- Joined Aug 4, 2000
My recipe for cornbread muffins calls for 1 1/4 C milk. Is there any reason that buttermilk cannot be substituted for it?
Correct, it's what remains after butter forms from cream. Yet some supermarkets sell a regular (or high fat) buttermilk and it not only tastes great, it keeps for an extra long time in the fridge. I've stored an open quart of high fat stuff for over 10 months in the fridge without any change in flavor and without separation.Buttermilk makes the best corn bread and muffins, in my opinion. Substitute some of the baking powder with a little less than that amount of soda (for 2 tsp powder, use 1 tsp powder and 1/2 tsp soda, or less)
Isn't buttermilk the serum left after butter has been made with the cream? therefore without the fat? That's what i read years ago, that's what i always believed. Anyone know?
How sad.Isn't buttermilk the serum left after butter has been made with the cream?
No not in years.
Real buttermilk is almost gone. Some smaller dairies still make. Big dairies rush the butter out leaving nothing.
The buttermilk you are using is made with milk.
unless i'm having chemo brain again.
I'd google your inquiry. Having made yogurt for over 35 years, the homemade stuff tastes nothing like buttermilk. Methinks that they're two different bacterial cultures. Cheeses are their own unique bacterial cultures, too, along with enzymes that produce distinct flavors.How sad.
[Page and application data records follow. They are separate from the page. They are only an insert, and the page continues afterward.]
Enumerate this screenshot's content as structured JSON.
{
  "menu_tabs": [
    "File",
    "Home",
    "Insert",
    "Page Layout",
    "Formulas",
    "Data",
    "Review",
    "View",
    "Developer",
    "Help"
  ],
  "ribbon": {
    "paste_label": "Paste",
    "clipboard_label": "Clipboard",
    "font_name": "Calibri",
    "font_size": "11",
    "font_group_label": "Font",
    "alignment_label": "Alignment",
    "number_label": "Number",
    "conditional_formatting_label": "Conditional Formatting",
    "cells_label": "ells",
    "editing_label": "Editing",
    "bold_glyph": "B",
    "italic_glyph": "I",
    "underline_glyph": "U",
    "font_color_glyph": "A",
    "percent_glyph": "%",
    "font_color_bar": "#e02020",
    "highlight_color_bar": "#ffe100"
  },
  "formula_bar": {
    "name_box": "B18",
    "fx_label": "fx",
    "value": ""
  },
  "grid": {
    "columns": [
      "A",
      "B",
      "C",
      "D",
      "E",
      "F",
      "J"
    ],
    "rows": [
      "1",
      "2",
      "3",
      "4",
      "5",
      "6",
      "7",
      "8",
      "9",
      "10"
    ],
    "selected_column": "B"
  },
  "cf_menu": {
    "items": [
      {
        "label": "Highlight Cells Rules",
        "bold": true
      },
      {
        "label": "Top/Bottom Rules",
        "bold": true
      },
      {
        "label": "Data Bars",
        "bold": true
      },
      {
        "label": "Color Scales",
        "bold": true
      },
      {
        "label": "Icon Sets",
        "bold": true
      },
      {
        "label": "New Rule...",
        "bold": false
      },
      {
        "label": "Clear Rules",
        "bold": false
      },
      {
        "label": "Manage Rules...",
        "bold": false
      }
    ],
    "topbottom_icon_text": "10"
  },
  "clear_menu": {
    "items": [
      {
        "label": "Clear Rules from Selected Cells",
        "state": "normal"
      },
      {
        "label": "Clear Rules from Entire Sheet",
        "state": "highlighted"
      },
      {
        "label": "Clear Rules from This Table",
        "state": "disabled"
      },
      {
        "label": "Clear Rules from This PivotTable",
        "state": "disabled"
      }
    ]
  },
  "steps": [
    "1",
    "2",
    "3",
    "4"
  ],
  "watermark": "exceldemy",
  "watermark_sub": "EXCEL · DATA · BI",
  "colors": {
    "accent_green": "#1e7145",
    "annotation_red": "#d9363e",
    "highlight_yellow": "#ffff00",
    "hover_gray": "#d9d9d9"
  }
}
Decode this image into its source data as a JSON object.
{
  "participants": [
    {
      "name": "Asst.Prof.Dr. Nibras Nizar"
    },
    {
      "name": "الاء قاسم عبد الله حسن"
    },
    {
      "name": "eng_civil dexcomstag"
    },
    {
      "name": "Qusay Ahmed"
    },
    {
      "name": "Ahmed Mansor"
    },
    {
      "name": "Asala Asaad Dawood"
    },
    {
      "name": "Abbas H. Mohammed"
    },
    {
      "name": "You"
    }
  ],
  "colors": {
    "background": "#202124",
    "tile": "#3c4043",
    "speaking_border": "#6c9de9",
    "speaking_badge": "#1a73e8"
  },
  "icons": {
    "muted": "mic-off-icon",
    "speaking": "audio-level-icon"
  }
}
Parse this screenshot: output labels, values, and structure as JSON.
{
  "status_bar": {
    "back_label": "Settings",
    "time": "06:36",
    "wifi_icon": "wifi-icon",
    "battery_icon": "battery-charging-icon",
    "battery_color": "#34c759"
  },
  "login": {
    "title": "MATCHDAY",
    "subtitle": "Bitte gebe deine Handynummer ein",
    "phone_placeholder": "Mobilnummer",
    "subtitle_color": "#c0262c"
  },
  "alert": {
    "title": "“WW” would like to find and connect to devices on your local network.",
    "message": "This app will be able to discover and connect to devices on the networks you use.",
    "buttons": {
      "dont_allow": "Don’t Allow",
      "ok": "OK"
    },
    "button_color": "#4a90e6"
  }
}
But then what makes buttermilk different from yoghurt? The buttermilk i get (an organic german brand, Berchtesgadener Land, is amazingly good and doesn;t taste like yoghurt - in fact i'm convinced it makes better breads than yoghurt. How is it cultured, is it a different bacteria than yoghurt?